Portuguese exports to UK down 15%
The combined effects of Brexit and the Covid-19 pandemic have hammered Anglo-Portuguese trade relations with Portuguese exports down 15% and imports down a staggering 56%.
And for the first time, reports the Portugal Resident news source, Portugal’s economy minister Pedro Siza Vieira has spoken about the economic damage it has cased Portugal.
In an Intervew with the Times, and with this year marking the 650th anniversary of the Treaty of Tagilde which formed the first important diplomatic bond between the two countries in the 14th century, Pedro Siza Vieira said: “Some exports have been very adversely affected”.“Brexit has had an adverse impact, of course”.”For Portugal Brexit wads not good news”.
“The UK is one of Portugal’s main trading partners, one of the main investment partners. We are an Atlantic country, not a continental country. It is a basic part of our identity and foreign policy to have a close relationship with the UK and US. So this (Brexit) is complicated for us. This is not something we are happy with”.
According to the Times “diplomatic efforts are underway to rebuild the relationship and strike new trade deals, reinvading the spirit of the Anglo-Portuguese Alliance, the oldest diplomatic alliance still in force”, but they could be mired in Post-Brexit red tape, and the fact that Portugal is now first and foremost a Member State of Europe, even though Britain is historically is its oldest ally.
Pedro Siza Vieira told the Times that Brexit had been particularly prejudicial at the level of car components and textiles.
According to the Association of Manufacturers for the Automobile Industry (AIFA), between January and November 2021, exports to the UK fell 49.9% like-for-like on 2019.
The Times also cites statistics for 2021 that show that while exports from Portugal to the EU increased 1.3%, to the EU they plummeted 15%.
In terms of goods imported from the UK to Portugal, these skydived an astonishing 56% like-for-like on 2019 compared to 10.3% from the other 26 member states.
“The UK is one of our main commercial partners and investment partners”, said Siza Vieira ahead of commemorations for the 650th anniversary of the Anglo-Portuguese alliance on 10 July this year.
British ambassador to Portugal, Chris Sainty, side-lined the issue, preferring instead to focus on the Queen’s Platinum Jubilee and Portugal Day in the UK, telling Essential Business: “The UK/Portugal bilateral relationship has strong foundations, dating back many centuries. But ours is not just an Ancient Alliance. We remain committed partners and want to see our partnership grow further. This relationship has many facets, whether in business, as NATO Allies, or through the strong people to people links that unite us. Our plans to commemorate Her Majesty The Queen’s Platinum Jubilee in Portugal and the recently announced Portugal Day celebrations in the United Kingdom will highlight these connections in the coming months”.
Chris Barton, CEO of the BPCC (British-Portuguese Chamber of Commerce) was even briefer, although more candid, summing up the interview by saying: “The article does not attempt to gloss over what many of us believe to be the truth”.

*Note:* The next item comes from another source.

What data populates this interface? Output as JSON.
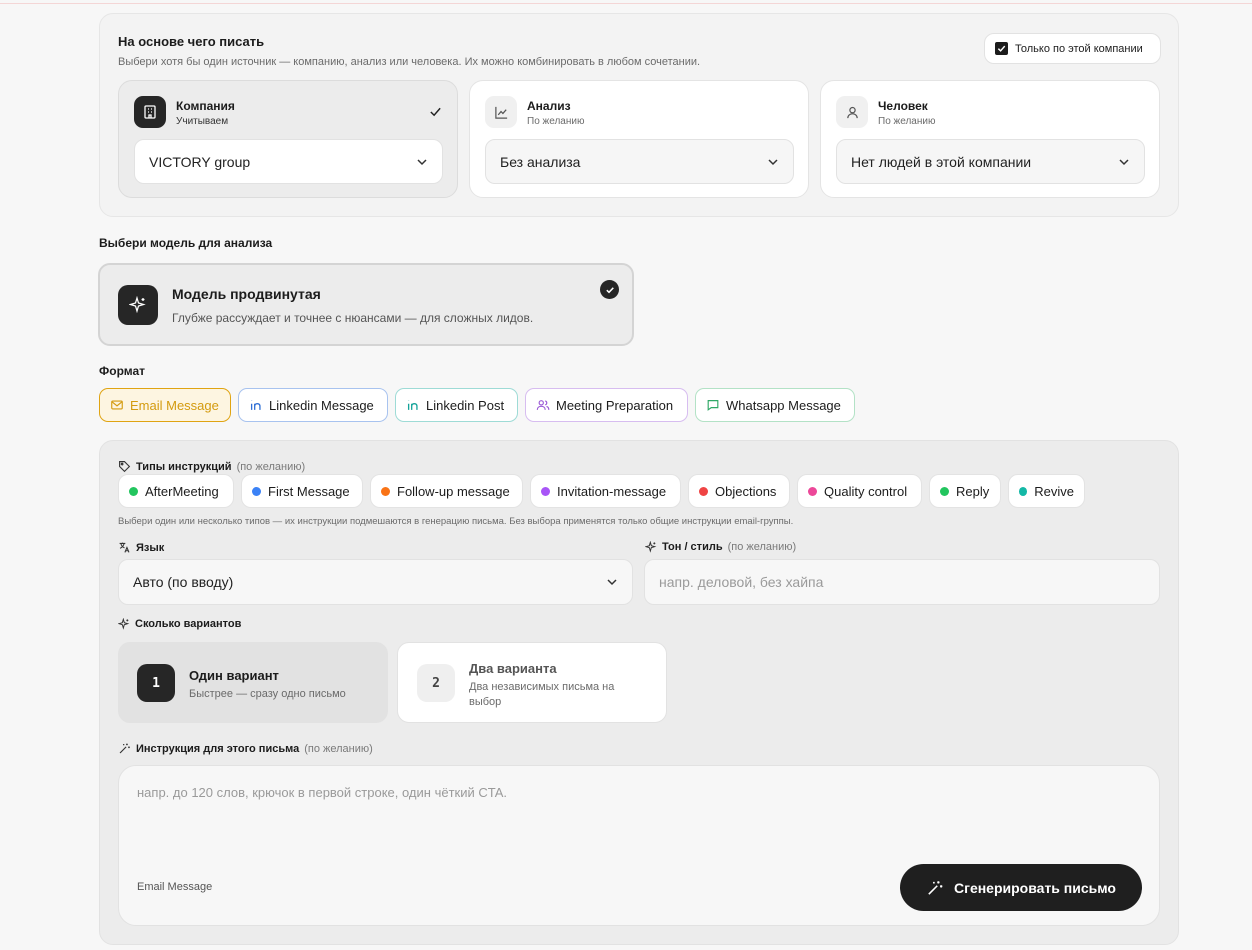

The Portuguese Chamber of Commerce in the UK did not provide a reaction based on the experiences of their importing-exporting members by our deadline, merely restricting themselves to admitting the Times article was “rather bleak”.
The interview was published by the Times shortly before the British parliament’s Public Accounts Committee said Brexit red tape has damaged Britain’s trade with the EU and the situation could worsen unless the Government works with Brussels to reduce up to 29 mile-long holdups for hauliers at UK ports which had increased costs and suppressed trade with the EU.
The committee’s chair Meg Hillier said: “One of the great promises of Brexit was freeing British businesses to give them the headroom to maximise their productivity and contribution to the economy — even more desperately needed now on the long road to recovery from the pandemic. Yet the only detectable impact so far is increased costs, paperwork and border delays”.
The legal foundations of the Anglo-Portuguese alliance are found in three treaties dating from the fourteenth century: the Treaty of Tagilde (10 July 1372), the Treaty of London (16 July 1376), and the Treaty of Windsor (9 May 1386).
The Treaty of Tagilde, signed at the Church of São Salvador of Tagilde (Vizela municipality, Braga district), by D. Ferdinand I of Portugal and the representatives of John of Gaunt, Duke of Lancaster and son of Edward III of England, is considered the preamble of the alliance that remains in force to this day. During more than six centuries of existence, the Anglo-Portuguese alliance has survived the most challenging of historical contingencies, including two world wars, the rise and fall of empires, revolution and decolonisation, the multi-lateralisation of international relations, European integration and the end of the Cold War. It will undoubtedly survive Brexit and the Covid-19 pandemic.